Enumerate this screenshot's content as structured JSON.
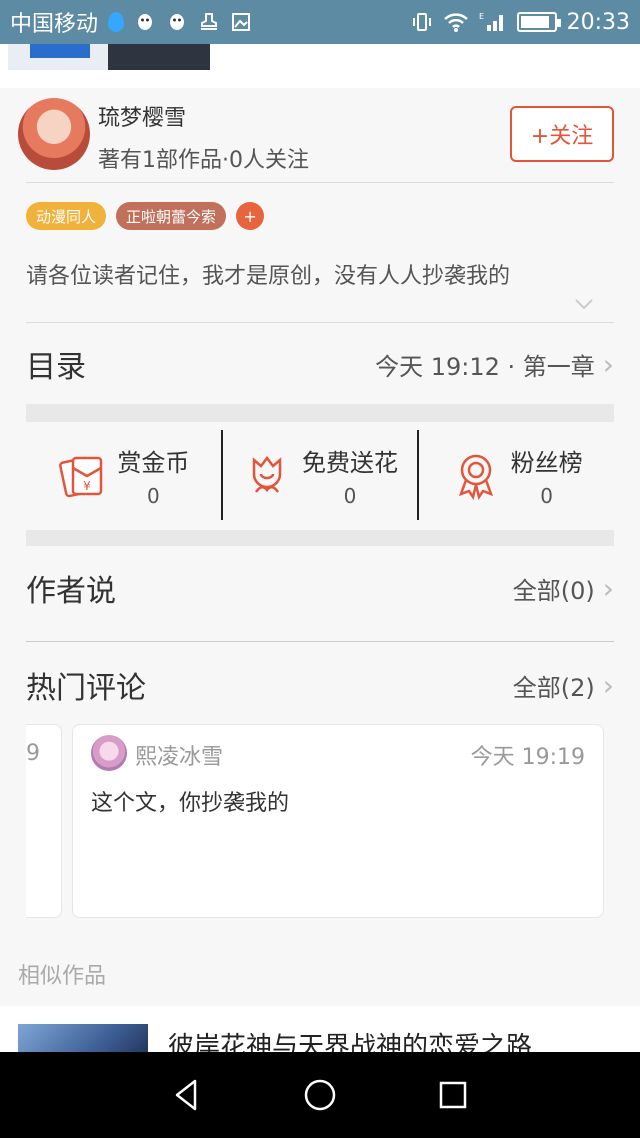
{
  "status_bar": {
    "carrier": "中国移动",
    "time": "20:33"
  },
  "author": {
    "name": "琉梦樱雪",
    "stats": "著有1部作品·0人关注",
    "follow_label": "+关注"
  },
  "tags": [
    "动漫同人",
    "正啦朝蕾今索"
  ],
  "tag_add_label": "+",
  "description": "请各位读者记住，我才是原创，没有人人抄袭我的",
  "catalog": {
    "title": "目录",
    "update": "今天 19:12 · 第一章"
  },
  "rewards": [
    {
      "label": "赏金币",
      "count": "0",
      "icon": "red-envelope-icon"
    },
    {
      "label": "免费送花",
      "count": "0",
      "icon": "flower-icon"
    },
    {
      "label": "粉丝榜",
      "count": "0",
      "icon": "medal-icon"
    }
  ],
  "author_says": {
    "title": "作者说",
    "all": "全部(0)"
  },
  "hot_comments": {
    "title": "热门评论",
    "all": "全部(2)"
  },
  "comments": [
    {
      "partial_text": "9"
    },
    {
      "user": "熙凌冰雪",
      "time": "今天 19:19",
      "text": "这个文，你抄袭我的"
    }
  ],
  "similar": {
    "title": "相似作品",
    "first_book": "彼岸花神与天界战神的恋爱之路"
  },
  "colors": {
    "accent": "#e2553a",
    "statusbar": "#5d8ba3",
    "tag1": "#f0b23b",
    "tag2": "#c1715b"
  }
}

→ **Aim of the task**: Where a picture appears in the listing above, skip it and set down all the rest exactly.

→ **Answer for the task**:
Enumerate this screenshot's content as structured JSON.
{
  "status_bar": {
    "carrier": "中国移动",
    "time": "20:33"
  },
  "author": {
    "name": "琉梦樱雪",
    "stats": "著有1部作品·0人关注",
    "follow_label": "+关注"
  },
  "tags": [
    "动漫同人",
    "正啦朝蕾今索"
  ],
  "tag_add_label": "+",
  "description": "请各位读者记住，我才是原创，没有人人抄袭我的",
  "catalog": {
    "title": "目录",
    "update": "今天 19:12 · 第一章"
  },
  "rewards": [
    {
      "label": "赏金币",
      "count": "0",
      "icon": "red-envelope-icon"
    },
    {
      "label": "免费送花",
      "count": "0",
      "icon": "flower-icon"
    },
    {
      "label": "粉丝榜",
      "count": "0",
      "icon": "medal-icon"
    }
  ],
  "author_says": {
    "title": "作者说",
    "all": "全部(0)"
  },
  "hot_comments": {
    "title": "热门评论",
    "all": "全部(2)"
  },
  "comments": [
    {
      "partial_text": "9"
    },
    {
      "user": "熙凌冰雪",
      "time": "今天 19:19",
      "text": "这个文，你抄袭我的"
    }
  ],
  "similar": {
    "title": "相似作品",
    "first_book": "彼岸花神与天界战神的恋爱之路"
  },
  "colors": {
    "accent": "#e2553a",
    "statusbar": "#5d8ba3",
    "tag1": "#f0b23b",
    "tag2": "#c1715b"
  }
}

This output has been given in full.